Interview with MC Mary Kom: "I intend to return for Tokyo 2020!"
It’s a warm day in Bengaluru, and Olympic medal-winning boxer Mary Kom is here as the ambassador of the Midnight Marathon. Having arrived at Smoor Chocolate Lounge to speak with MC Mary Kom, I’m ushered towards the seating area. Almost immediately, Mary stands up to greet me and shakes my hand; noticing how cold it is, she asks me if I wanted something warm. That open, smiling demeanour would endure for the remainder of the interview.
As a sportsperson of her level, she has likely done this countless times before – and yet, the 33-year-old’s first instinct is to check up on others. Just then, her phone rings. “It’s my mother,” she tells me. “Have to take this, just a minute, so sorry.” Can’t escape from mothers’ phone calls anywhere.
Fresh off a disappointing attempt at Rio 2016, Mary is not demoralized. Far from it. Unable to build on two attempts to qualify for the Olympics this year after her immense success at the 2012 London Olympics, it would not be remiss for MC Mary Kom to be disappointed. “I really was very, very sad afterwards,” she says, “but I know that I truly put in my best effort, and a sportsperson should be happy in knowing that they did so.”
After fighting for a wildcard entry – and sadly, unsuccessfully, Mary Kom was unable to participate in the Olympics this year. “I missed it, but I will manage.”
“There are so many more tournaments, and nobody should stop trying,” she says. Indeed, Mary Kom has found success at those ‘so many tournaments.’ Those include the World Amateur Boxing Championships – where she has 5 gold medals and a silver, the Asian Boxing Championships – where she has another four Gold medals, and perhaps the crown jewel – her bronze medal at the London 2012 Olympics.
Her qualification had marked the first time a female Indian boxer had even qualified for the Olympics, and that in itself would have been an achievement. But Mary Kom would go one better, winning a joint bronze at the event and marking yet another first for the country, and for women.
“They used to tell me when I was a kid that as a girl, I shouldn’t do boxing. It was tough in my village,” she says, “and I faced so much in the beginning. It was continuous, too!”
Even after the boxer’s career took off, people were in disbelief. “My neighbours, who lived next to us in our village, would refuse to believe that I could do this, that I was doing this. When I won the medals, they did not believe. The government gave me a 9 lakh (900,000) cheque, they still did not believe.”
Many are still not entirely convinced, but Mary Kom has been the harbinger of change there. “Before, they did not have many sponsors,” she says. “Everyone wanted to sponsor only other sports; (but) now we are getting sponsors for boxers.”
And even within that field, there has been a transformation. “Earlier the men would get so much more. Now, finally, the women are getting equally (sic). The equipment is equal, the infrastructure is equal, the sponsorships are equal, the training is equal. ”
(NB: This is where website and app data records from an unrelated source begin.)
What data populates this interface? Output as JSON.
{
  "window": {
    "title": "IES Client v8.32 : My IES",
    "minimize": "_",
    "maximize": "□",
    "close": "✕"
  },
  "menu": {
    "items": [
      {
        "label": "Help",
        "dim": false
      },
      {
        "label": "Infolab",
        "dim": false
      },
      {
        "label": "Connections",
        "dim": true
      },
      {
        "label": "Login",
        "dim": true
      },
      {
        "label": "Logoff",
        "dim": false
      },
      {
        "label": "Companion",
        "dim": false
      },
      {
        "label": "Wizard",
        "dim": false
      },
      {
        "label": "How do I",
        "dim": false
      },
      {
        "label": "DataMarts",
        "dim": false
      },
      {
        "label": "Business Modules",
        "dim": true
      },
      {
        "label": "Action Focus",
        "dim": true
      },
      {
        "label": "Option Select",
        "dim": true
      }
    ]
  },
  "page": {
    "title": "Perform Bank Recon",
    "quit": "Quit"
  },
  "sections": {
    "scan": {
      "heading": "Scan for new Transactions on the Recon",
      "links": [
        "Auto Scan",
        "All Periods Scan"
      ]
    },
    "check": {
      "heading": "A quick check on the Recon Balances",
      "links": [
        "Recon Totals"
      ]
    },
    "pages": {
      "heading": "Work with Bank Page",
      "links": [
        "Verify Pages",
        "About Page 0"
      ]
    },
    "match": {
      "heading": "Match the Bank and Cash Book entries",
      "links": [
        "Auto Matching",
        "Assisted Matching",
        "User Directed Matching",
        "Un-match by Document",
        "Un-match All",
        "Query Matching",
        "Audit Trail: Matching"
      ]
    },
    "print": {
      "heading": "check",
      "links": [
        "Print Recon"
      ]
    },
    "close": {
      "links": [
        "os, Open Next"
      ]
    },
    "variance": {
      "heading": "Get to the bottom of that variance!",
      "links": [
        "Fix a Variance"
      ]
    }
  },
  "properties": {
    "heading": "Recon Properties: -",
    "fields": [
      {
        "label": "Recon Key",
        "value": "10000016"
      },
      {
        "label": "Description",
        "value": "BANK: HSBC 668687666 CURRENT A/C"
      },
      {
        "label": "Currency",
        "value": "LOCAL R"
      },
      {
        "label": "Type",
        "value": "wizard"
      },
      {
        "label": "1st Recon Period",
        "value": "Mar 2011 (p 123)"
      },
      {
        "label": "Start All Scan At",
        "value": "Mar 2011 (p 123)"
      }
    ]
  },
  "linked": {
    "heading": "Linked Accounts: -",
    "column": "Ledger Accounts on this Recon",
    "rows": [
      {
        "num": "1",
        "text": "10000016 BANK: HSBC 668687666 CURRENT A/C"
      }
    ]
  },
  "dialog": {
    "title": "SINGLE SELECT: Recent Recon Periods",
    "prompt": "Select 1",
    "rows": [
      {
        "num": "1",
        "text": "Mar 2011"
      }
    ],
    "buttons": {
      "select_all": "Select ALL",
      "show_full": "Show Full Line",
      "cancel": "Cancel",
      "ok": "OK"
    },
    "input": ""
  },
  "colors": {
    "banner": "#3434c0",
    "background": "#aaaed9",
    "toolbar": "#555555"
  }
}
That fight for equality began with the slight boxer from Imphal, Manipur, the daughter of jhum farmers, and it continues and percolates down to the very roots of sport.
“Even in my academy,” she tells me, “there are so many more girls now. They are joining the sport, playing it, doing it well, too.”
Tired of the lack of a framework or a system for young children to get into boxing, Mary Kom set up an eponymous boxing academy in Imphal, where the female demographic has significantly increased. “It was always my dream to want to give back to the sport,” she says, and early on in her career, Mary Kom realized that dream.
But it hasn’t always been easy, she tells me. “There have been so many people along the way who said I can’t do it, or should not do it, or not bother, but I have proved them wrong.”
An icon for women in sport, Mary Kom has also become an idol for young girls to aspire to, in the mould of PT Usha, Karnam Malleswari, Anju Bobby George and Sania Mirza among many others. And that too in a sport regarded still, by many, as ‘for men.’
Now nominated for a seat in the upper house or the Rajya Sabha by President Pranab Mukherjee, Mary Kom, the first boxer to take a post there, aims to use her voice for good. “They shout a lot there, hopefully I do not have to use my punches,” she jokes. “But I hope to use my voice, to make some change,” she adds.
“There has been discrimination, there have been issues, but I will keep fighting. There will always be someone telling you you can’t, but by God’s grace, my effort, and so much help from the government and so many others, I have been able to do it.”
“And I hope that in the coming years, I can win more tournaments – and there’s still one Olympic Games to go,” she says, indicating very strongly she aims to participate in Tokyo 2020.